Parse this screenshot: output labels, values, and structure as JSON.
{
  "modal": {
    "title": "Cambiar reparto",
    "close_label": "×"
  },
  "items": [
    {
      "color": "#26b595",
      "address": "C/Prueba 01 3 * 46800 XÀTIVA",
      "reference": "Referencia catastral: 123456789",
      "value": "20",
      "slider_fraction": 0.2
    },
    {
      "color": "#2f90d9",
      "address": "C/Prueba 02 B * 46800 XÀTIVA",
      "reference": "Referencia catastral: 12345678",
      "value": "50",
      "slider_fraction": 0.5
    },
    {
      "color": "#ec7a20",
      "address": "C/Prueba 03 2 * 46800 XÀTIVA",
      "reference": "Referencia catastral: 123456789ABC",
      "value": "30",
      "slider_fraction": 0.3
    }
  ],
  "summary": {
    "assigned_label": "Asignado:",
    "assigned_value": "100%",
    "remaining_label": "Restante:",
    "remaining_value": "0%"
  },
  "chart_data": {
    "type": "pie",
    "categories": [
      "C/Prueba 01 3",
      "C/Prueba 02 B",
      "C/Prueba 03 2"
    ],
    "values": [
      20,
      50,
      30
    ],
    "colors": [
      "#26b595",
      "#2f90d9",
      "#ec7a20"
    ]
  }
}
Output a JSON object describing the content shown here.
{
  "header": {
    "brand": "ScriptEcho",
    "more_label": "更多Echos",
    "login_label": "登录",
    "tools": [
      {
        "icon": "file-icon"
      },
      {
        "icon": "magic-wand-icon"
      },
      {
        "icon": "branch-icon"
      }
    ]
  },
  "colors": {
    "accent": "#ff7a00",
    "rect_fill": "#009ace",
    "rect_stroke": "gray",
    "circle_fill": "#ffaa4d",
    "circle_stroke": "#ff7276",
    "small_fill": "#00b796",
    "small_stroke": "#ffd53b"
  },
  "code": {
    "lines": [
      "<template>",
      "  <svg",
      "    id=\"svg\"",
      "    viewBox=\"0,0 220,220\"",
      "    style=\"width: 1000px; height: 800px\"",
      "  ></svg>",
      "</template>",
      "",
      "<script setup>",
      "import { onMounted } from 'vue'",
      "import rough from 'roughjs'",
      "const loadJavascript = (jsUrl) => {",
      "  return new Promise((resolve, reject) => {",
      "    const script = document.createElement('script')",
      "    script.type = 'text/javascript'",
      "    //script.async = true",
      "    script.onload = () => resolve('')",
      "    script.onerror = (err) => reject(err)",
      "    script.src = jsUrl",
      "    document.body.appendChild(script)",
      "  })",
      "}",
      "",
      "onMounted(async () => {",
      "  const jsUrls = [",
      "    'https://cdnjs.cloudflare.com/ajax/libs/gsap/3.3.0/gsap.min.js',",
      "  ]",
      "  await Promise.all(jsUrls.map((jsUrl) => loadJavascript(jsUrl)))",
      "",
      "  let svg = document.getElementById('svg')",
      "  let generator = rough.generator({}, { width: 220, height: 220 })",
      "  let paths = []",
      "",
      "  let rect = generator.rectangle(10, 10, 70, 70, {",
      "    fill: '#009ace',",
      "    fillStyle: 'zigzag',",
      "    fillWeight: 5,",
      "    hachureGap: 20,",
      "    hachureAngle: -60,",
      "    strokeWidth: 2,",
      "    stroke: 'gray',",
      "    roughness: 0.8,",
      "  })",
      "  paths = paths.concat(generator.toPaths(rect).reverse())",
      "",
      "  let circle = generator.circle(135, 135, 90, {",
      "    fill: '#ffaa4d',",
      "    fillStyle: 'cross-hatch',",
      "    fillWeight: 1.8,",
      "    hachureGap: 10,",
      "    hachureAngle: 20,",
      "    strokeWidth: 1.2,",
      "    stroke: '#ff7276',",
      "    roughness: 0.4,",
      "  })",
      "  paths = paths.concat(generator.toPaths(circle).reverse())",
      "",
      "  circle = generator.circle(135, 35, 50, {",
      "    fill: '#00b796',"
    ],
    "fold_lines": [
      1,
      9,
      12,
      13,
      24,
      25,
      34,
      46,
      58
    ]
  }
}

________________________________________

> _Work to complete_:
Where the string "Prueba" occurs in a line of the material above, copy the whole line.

> _Exercise answer_:
      "address": "C/Prueba 01 3 * 46800 XÀTIVA",
      "address": "C/Prueba 02 B * 46800 XÀTIVA",
      "address": "C/Prueba 03 2 * 46800 XÀTIVA",
      "C/Prueba 01 3",
      "C/Prueba 02 B",
      "C/Prueba 03 2"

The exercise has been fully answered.